Baltimore Ravens Insider
49ers 28, Falcons 24
Strategy: Offensively, the 49ers rely on the running game, but they run the ball a few different ways, including standard handoffs under center, read-option plays, and running the pistol with quarterback Colin Kaepernick. Their passing game consists of a lot of quick throws on short and intermediate patterns by their receivers, who are dangerous after the catch. Defensively, they run a base 3-4. They rarely blitzed Falcons quarterback Matt Ryan, instead trying to pressure him with on a stout front led by outside linebacker Aldon Smith and defensive end Justin Smith.
Personnel: The 49ers are physical on both sides of the ball. Their linebackers might be the league's best group, with Patrick Willis and NaVorro Bowman in the middle and Aldon Smith chasing QBs. Their offensive line includes three first-round picks, including left tackle Joe Staley. Their secondary likes to throw its weight around, but it can be exploited in coverage. Michael Crabtree has really clicked with Kaepernick and is blossoming into a pretty good wide receiver.
What went right: Most importantly, the 49ers didn't panic after falling behind early. They wore down the Falcons defense with the running game, led by Frank Gore, who had 90 yards and two touchdowns. The Falcons tried to eliminate Kaepernick as a runner, and he was content to take what they gave him and hand off to his backs. Athletic tight end Vernon Davis finally became a consistent threat in the passing game again, catching five passes for 106 yards and a score. Aldon Smith has not recorded a sack in more than a month, but he buzzed around Ryan all day. They won in the red zone, scoring four touchdowns in five trips and holding the Falcons to 10 points in their three trips.
What went wrong: Ryan picked apart the 49ers secondary, particularly as the Falcons jumped out to a 17-0 lead, and finished the game with 396 yards and three touchdown passes. Their cornerbacks couldn't stick on wide receivers Julio Jones and Roddy White, who combined for 18 catches, 282 yards and two scores. David Akers missed a 38-yard field goal in the third quarter. Pro Bowl left guard Mike Iupati had a rough game, allowing a sack and pressure on other plays.
Turning point: After the Falcons went up, 17-0, on the first play of the second quarter, the 49ers responded with an 11-play, 85-yard drive that took 6:46 off the clock and allowed the 49ers to settle down. During the drive, Kaepernick completed five straight passes and LaMichael James finished it off with a 15-yard touchdown run. It was a see-saw game from that point forward, but if the 49ers hadn't answered there, the Falcons might have built an insurmountable lead.

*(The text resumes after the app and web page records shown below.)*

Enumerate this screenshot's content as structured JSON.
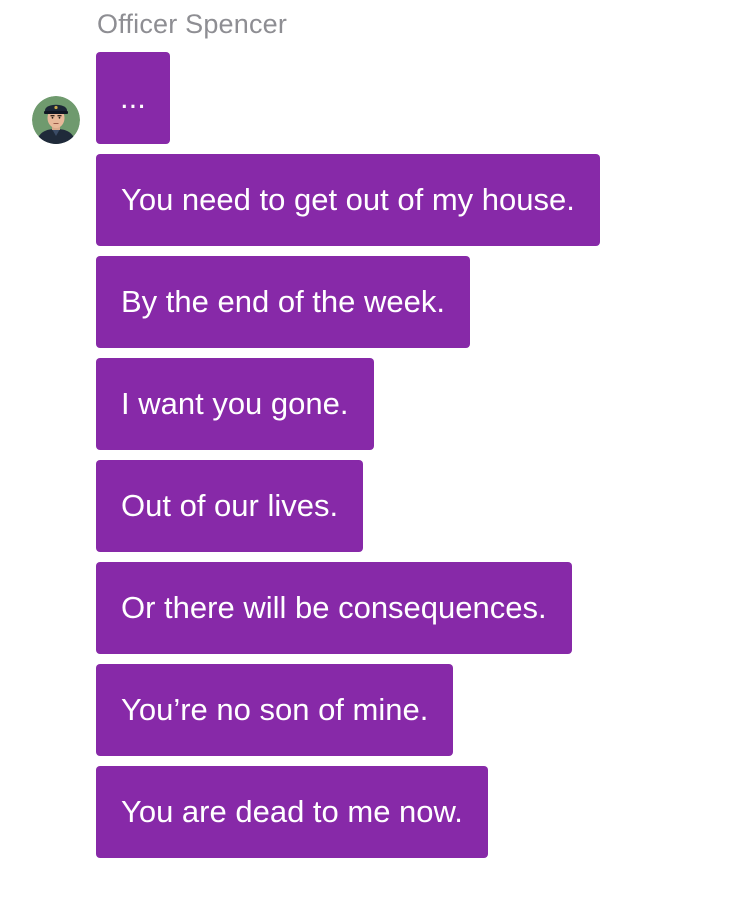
{
  "sender": {
    "name": "Officer Spencer",
    "avatar_icon": "police-officer-avatar"
  },
  "messages": [
    "...",
    "You need to get out of my house.",
    "By the end of the week.",
    "I want you gone.",
    "Out of our lives.",
    "Or there will be consequences.",
    "You’re no son of mine.",
    "You are dead to me now."
  ],
  "colors": {
    "bubble": "#8729a8",
    "bubble_text": "#ffffff",
    "name_text": "#8e8e93",
    "background": "#ffffff"
  }
}
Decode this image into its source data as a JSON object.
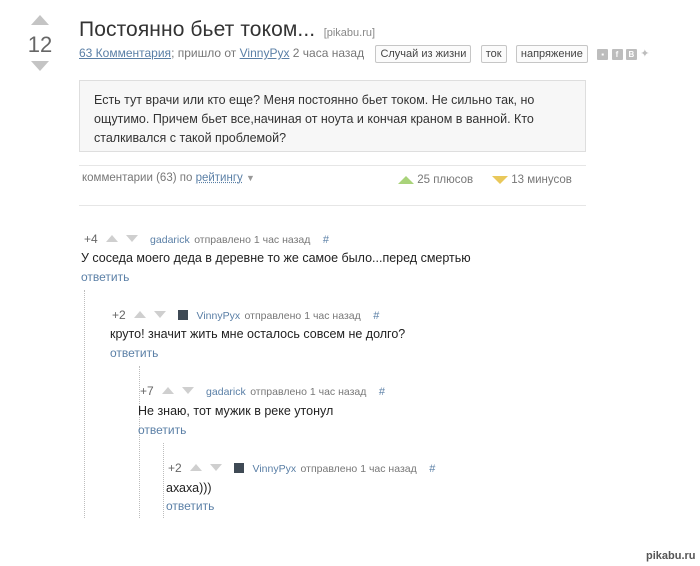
{
  "post": {
    "rating": "12",
    "title": "Постоянно бьет током...",
    "source": "[pikabu.ru]",
    "comments_link": "63 Комментария",
    "meta_text_1": "; пришло от",
    "author": "VinnyPyx",
    "time": "2 часа назад",
    "tags": [
      "Случай из жизни",
      "ток",
      "напряжение"
    ],
    "share_icons": [
      "save-icon",
      "facebook-icon",
      "vk-icon",
      "twitter-icon"
    ],
    "story": "Есть тут врачи или кто еще? Меня постоянно бьет током. Не сильно так, но ощутимо. Причем бьет все,начиная от ноута и кончая краном в ванной. Кто сталкивался с такой проблемой?"
  },
  "comments_header": {
    "count_text": "комментарии (63) по",
    "sort_label": "рейтингу",
    "pluses": "25 плюсов",
    "minuses": "13 минусов"
  },
  "comments": [
    {
      "rating": "+4",
      "author": "gadarick",
      "sent": "отправлено 1 час назад",
      "hash": "#",
      "text": "У соседа моего деда в деревне то же самое было...перед смертью",
      "reply": "ответить",
      "has_avatar": false
    },
    {
      "rating": "+2",
      "author": "VinnyPyx",
      "sent": "отправлено 1 час назад",
      "hash": "#",
      "text": "круто! значит жить мне осталось совсем не долго?",
      "reply": "ответить",
      "has_avatar": true
    },
    {
      "rating": "+7",
      "author": "gadarick",
      "sent": "отправлено 1 час назад",
      "hash": "#",
      "text": "Не знаю, тот мужик в реке утонул",
      "reply": "ответить",
      "has_avatar": false
    },
    {
      "rating": "+2",
      "author": "VinnyPyx",
      "sent": "отправлено 1 час назад",
      "hash": "#",
      "text": "ахаха)))",
      "reply": "ответить",
      "has_avatar": true
    }
  ],
  "watermark": "pikabu.ru",
  "colors": {
    "link": "#5a7fa6",
    "plus": "#a9d37a",
    "minus": "#e9c85a"
  }
}
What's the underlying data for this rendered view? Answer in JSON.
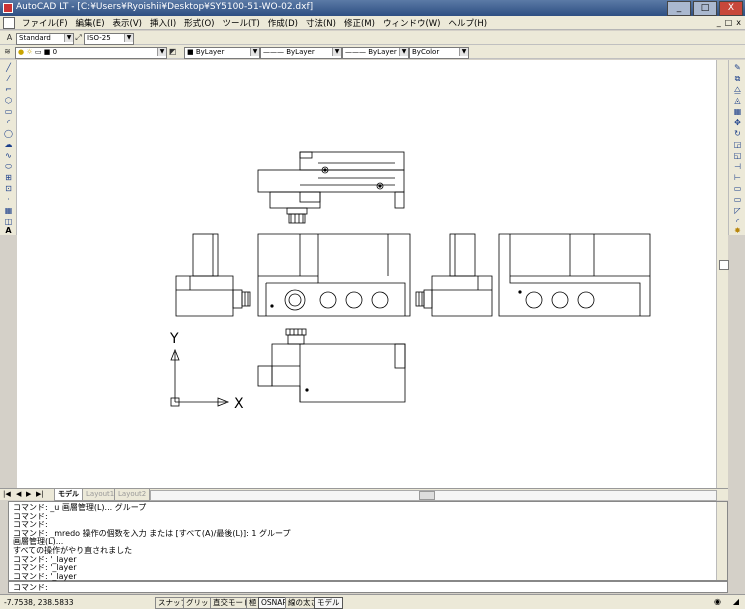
{
  "window": {
    "title": "AutoCAD LT - [C:¥Users¥Ryoishii¥Desktop¥SY5100-51-WO-02.dxf]",
    "controls": [
      "_",
      "□",
      "X"
    ]
  },
  "menubar": {
    "items": [
      "ファイル(F)",
      "編集(E)",
      "表示(V)",
      "挿入(I)",
      "形式(O)",
      "ツール(T)",
      "作成(D)",
      "寸法(N)",
      "修正(M)",
      "ウィンドウ(W)",
      "ヘルプ(H)"
    ],
    "doc_controls": [
      "_",
      "□",
      "x"
    ]
  },
  "styles_toolbar": {
    "text_style": "Standard",
    "dim_style": "ISO-25"
  },
  "layers_toolbar": {
    "layer": "0",
    "color": "ByLayer",
    "linetype": "ByLayer",
    "lineweight": "ByLayer",
    "plotstyle": "ByColor"
  },
  "drawing": {
    "ucs_y": "Y",
    "ucs_x": "X"
  },
  "layout_tabs": {
    "tabs": [
      "モデル",
      "Layout1",
      "Layout2"
    ],
    "active": "モデル"
  },
  "command_window": {
    "lines": [
      "コマンド: _u 画層管理(L)... グループ",
      "コマンド:",
      "コマンド:",
      "コマンド: _mredo 操作の個数を入力 または [すべて(A)/最後(L)]: 1 グループ",
      "画層管理(L)...",
      "すべての操作がやり直されました",
      "コマンド: '_layer",
      "コマンド: '_layer",
      "コマンド: '_layer"
    ],
    "prompt": "コマンド:"
  },
  "statusbar": {
    "coordinates": "-7.7538,  238.5833",
    "buttons": [
      {
        "label": "スナップ",
        "on": false
      },
      {
        "label": "グリッド",
        "on": false
      },
      {
        "label": "直交モード",
        "on": false
      },
      {
        "label": "極",
        "on": false
      },
      {
        "label": "OSNAP",
        "on": true
      },
      {
        "label": "線の太さ",
        "on": false
      },
      {
        "label": "モデル",
        "on": true
      }
    ]
  },
  "colors": {
    "titlebar": "#2e4f82",
    "toolbar_bg": "#ece9d8",
    "canvas": "#ffffff",
    "ink": "#000000",
    "close_btn": "#c7473a"
  }
}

X-factor: Since taking over for Alex Smith in the middle of the season, Kaepernick has taken the Bay Area by storm. He rushed for 181 yards — the most a quarterback has had in any NFL game ever — in the divisional round win over the Green Bay Packers. The Ravens will dust off the tape from their Week 14 loss to the Washington Redskins to remember how they neutralized their pistol offense, something the 49ers also use a lot of. But Kaepernick, whose passer rating in the playoffs is 105.9, is more than a runner. He has a strong arm and is willing to take changes with it. — Matt Vensel